Your instructions
Filter the listing for lines containing "title".

■ ■ ■

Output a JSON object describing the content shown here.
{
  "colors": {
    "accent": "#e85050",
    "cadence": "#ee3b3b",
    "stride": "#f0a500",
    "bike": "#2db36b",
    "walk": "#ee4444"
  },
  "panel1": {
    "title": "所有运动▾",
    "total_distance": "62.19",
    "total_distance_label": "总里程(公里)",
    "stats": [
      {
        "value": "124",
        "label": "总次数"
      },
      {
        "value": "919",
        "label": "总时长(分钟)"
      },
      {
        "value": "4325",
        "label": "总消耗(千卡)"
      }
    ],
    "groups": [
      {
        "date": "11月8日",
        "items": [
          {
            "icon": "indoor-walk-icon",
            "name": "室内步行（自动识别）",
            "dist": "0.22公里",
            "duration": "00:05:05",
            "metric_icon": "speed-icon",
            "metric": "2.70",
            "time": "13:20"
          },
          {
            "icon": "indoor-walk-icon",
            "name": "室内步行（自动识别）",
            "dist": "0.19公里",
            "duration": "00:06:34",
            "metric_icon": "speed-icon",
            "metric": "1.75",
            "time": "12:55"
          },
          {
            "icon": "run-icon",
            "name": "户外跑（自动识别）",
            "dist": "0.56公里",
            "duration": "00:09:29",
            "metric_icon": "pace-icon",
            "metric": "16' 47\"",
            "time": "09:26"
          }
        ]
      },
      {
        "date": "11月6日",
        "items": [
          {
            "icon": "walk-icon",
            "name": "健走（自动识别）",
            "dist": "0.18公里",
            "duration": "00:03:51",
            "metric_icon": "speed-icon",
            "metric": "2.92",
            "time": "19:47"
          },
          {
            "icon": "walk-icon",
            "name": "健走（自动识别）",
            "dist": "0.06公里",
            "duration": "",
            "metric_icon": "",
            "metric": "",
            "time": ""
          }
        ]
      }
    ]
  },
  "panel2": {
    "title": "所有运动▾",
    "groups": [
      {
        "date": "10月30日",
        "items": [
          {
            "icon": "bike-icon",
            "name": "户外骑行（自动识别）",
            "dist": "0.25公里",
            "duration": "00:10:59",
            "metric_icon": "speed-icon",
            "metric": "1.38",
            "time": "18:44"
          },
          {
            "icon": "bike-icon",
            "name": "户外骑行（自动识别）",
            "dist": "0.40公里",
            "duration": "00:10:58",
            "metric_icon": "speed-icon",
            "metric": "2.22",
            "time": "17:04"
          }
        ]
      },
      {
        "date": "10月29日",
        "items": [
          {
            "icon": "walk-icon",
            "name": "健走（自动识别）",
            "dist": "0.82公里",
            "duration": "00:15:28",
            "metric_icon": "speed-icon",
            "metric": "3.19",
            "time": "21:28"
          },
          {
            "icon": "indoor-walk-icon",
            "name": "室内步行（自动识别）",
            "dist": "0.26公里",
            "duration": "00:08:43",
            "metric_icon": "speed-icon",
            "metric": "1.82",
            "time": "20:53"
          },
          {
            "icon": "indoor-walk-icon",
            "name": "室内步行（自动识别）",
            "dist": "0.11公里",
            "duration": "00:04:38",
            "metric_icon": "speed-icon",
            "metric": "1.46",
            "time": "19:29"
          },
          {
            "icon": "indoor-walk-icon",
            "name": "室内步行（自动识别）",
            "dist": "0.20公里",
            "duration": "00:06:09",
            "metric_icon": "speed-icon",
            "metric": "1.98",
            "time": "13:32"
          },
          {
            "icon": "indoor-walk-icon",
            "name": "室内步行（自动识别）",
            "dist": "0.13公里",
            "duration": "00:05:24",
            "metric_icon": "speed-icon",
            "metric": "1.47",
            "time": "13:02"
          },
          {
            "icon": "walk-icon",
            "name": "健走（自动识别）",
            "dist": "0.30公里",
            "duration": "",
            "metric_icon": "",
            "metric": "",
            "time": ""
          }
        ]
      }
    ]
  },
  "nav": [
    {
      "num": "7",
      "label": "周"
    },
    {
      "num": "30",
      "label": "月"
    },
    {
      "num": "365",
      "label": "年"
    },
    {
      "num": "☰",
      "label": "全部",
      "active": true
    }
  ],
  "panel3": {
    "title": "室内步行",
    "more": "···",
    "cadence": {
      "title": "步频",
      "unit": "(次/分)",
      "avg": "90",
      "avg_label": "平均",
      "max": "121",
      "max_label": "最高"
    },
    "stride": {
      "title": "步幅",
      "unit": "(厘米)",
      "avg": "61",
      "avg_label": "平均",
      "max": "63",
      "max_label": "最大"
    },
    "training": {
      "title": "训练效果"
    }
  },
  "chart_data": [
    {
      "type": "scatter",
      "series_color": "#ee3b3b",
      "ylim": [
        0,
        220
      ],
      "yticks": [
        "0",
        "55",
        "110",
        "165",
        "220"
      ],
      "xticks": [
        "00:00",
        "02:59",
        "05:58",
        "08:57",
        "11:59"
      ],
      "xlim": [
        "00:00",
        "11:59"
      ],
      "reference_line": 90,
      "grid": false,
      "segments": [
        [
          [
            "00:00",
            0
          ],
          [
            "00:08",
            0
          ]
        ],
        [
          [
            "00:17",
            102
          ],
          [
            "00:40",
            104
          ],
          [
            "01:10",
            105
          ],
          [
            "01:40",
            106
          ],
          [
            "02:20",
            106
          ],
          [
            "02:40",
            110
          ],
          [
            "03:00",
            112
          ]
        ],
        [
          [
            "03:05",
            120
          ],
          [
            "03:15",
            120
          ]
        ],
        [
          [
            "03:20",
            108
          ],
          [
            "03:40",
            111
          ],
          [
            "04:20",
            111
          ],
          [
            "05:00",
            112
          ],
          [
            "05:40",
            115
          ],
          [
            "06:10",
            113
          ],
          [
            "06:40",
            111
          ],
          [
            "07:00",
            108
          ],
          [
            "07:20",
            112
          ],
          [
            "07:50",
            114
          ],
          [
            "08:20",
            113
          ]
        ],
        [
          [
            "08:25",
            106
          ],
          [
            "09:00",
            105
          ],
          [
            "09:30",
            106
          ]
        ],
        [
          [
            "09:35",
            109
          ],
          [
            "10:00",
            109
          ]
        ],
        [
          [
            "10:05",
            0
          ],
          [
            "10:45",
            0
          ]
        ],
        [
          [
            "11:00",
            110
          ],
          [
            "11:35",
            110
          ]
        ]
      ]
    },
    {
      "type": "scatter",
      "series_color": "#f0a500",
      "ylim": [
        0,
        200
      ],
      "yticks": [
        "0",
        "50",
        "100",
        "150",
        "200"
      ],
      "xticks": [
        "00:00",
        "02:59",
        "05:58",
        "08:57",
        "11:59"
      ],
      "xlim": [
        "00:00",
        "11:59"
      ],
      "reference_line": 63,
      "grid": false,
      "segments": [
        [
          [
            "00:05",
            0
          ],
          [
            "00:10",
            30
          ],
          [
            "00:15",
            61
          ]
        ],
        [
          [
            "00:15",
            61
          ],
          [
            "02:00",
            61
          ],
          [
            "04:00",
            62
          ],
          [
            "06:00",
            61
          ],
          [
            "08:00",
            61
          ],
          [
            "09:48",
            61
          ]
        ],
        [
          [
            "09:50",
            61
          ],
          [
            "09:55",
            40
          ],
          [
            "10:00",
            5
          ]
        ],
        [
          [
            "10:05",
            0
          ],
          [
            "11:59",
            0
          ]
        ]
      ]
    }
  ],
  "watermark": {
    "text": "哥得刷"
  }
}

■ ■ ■

Output for this task
    "title": "所有运动▾",
    "title": "所有运动▾",
    "title": "室内步行",
      "title": "步频",
      "title": "步幅",
      "title": "训练效果"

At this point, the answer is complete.